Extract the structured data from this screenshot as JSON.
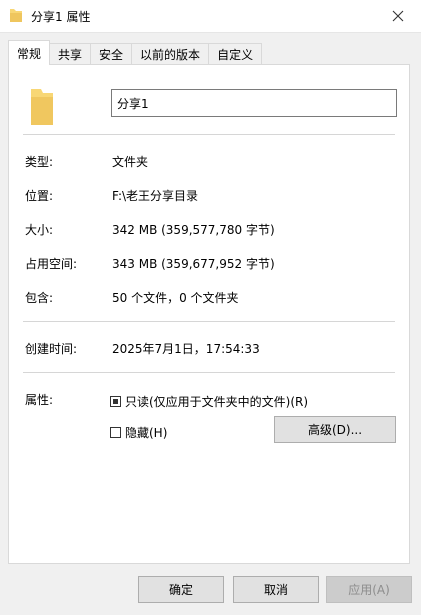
{
  "window": {
    "title": "分享1 属性",
    "close_icon": "close-icon"
  },
  "tabs": [
    {
      "label": "常规",
      "active": true
    },
    {
      "label": "共享",
      "active": false
    },
    {
      "label": "安全",
      "active": false
    },
    {
      "label": "以前的版本",
      "active": false
    },
    {
      "label": "自定义",
      "active": false
    }
  ],
  "general": {
    "folder_name": "分享1",
    "type_label": "类型:",
    "type_value": "文件夹",
    "location_label": "位置:",
    "location_value": "F:\\老王分享目录",
    "size_label": "大小:",
    "size_value": "342 MB (359,577,780 字节)",
    "disk_size_label": "占用空间:",
    "disk_size_value": "343 MB (359,677,952 字节)",
    "contains_label": "包含:",
    "contains_value": "50 个文件，0 个文件夹",
    "created_label": "创建时间:",
    "created_value": "2025年7月1日，17:54:33",
    "attributes_label": "属性:",
    "readonly_label": "只读(仅应用于文件夹中的文件)(R)",
    "readonly_state": "indeterminate",
    "hidden_label": "隐藏(H)",
    "hidden_state": "unchecked",
    "advanced_button": "高级(D)..."
  },
  "footer": {
    "ok": "确定",
    "cancel": "取消",
    "apply": "应用(A)"
  },
  "colors": {
    "folder_yellow": "#f8d775",
    "folder_shade": "#e8b84a",
    "window_bg": "#f0f0f0",
    "panel_bg": "#ffffff"
  }
}
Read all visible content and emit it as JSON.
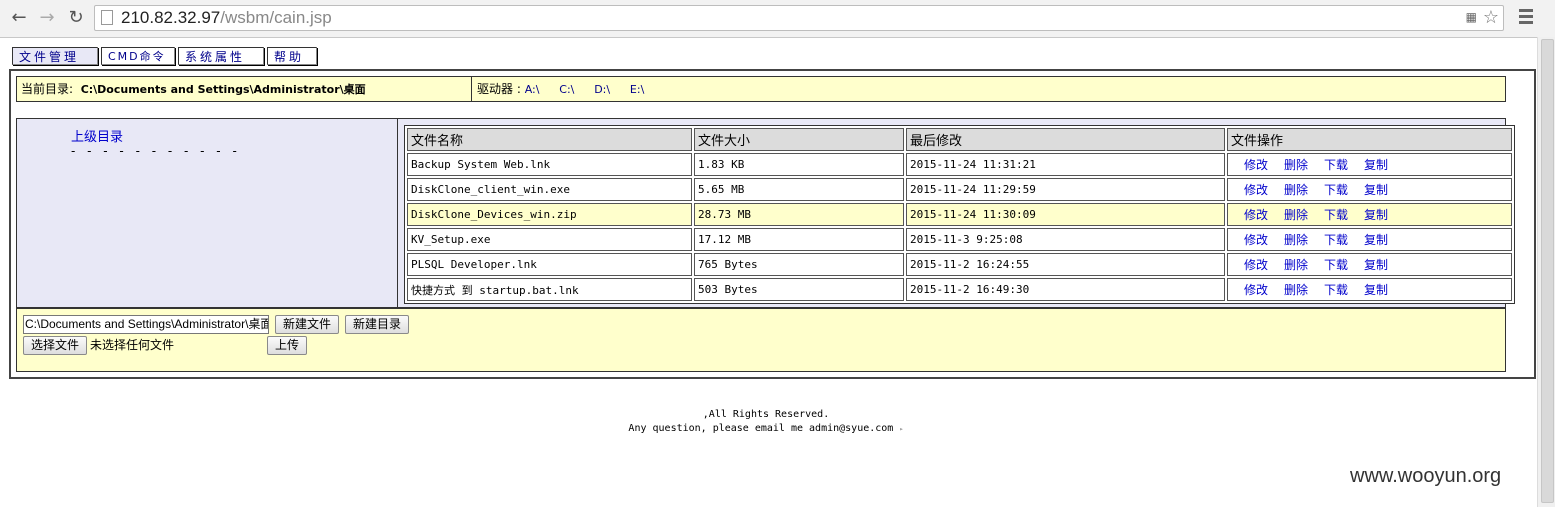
{
  "browser": {
    "url_host": "210.82.32.97",
    "url_path": "/wsbm/cain.jsp"
  },
  "tabs": [
    {
      "label": "文件管理"
    },
    {
      "label": "CMD命令"
    },
    {
      "label": "系统属性"
    },
    {
      "label": "帮助"
    }
  ],
  "dir_bar": {
    "current_label": "当前目录:",
    "current_path": "C:\\Documents and Settings\\Administrator\\桌面",
    "drives_label": "驱动器 :",
    "drives": [
      "A:\\",
      "C:\\",
      "D:\\",
      "E:\\"
    ]
  },
  "left_pane": {
    "parent_link": "上级目录",
    "dashes": "- - - - - - - - - - -"
  },
  "table": {
    "headers": [
      "文件名称",
      "文件大小",
      "最后修改",
      "文件操作"
    ],
    "ops": [
      "修改",
      "删除",
      "下载",
      "复制"
    ],
    "rows": [
      {
        "name": "Backup System Web.lnk",
        "size": "1.83 KB",
        "modified": "2015-11-24 11:31:21"
      },
      {
        "name": "DiskClone_client_win.exe",
        "size": "5.65 MB",
        "modified": "2015-11-24 11:29:59"
      },
      {
        "name": "DiskClone_Devices_win.zip",
        "size": "28.73 MB",
        "modified": "2015-11-24 11:30:09"
      },
      {
        "name": "KV_Setup.exe",
        "size": "17.12 MB",
        "modified": "2015-11-3 9:25:08"
      },
      {
        "name": "PLSQL Developer.lnk",
        "size": "765 Bytes",
        "modified": "2015-11-2 16:24:55"
      },
      {
        "name": "快捷方式 到 startup.bat.lnk",
        "size": "503 Bytes",
        "modified": "2015-11-2 16:49:30"
      }
    ]
  },
  "bottom": {
    "path_value": "C:\\Documents and Settings\\Administrator\\桌面",
    "new_file": "新建文件",
    "new_dir": "新建目录",
    "choose_file": "选择文件",
    "no_file": "未选择任何文件",
    "upload": "上传"
  },
  "footer": {
    "line1": ",All Rights Reserved.",
    "line2": "Any question, please email me admin@syue.com",
    "line2_tail": "▸"
  },
  "watermark": "www.wooyun.org"
}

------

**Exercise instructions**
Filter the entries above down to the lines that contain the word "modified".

**Written solution**
        "modified": "2015-11-24 11:31:21"
        "modified": "2015-11-24 11:29:59"
        "modified": "2015-11-24 11:30:09"
        "modified": "2015-11-3 9:25:08"
        "modified": "2015-11-2 16:24:55"
        "modified": "2015-11-2 16:49:30"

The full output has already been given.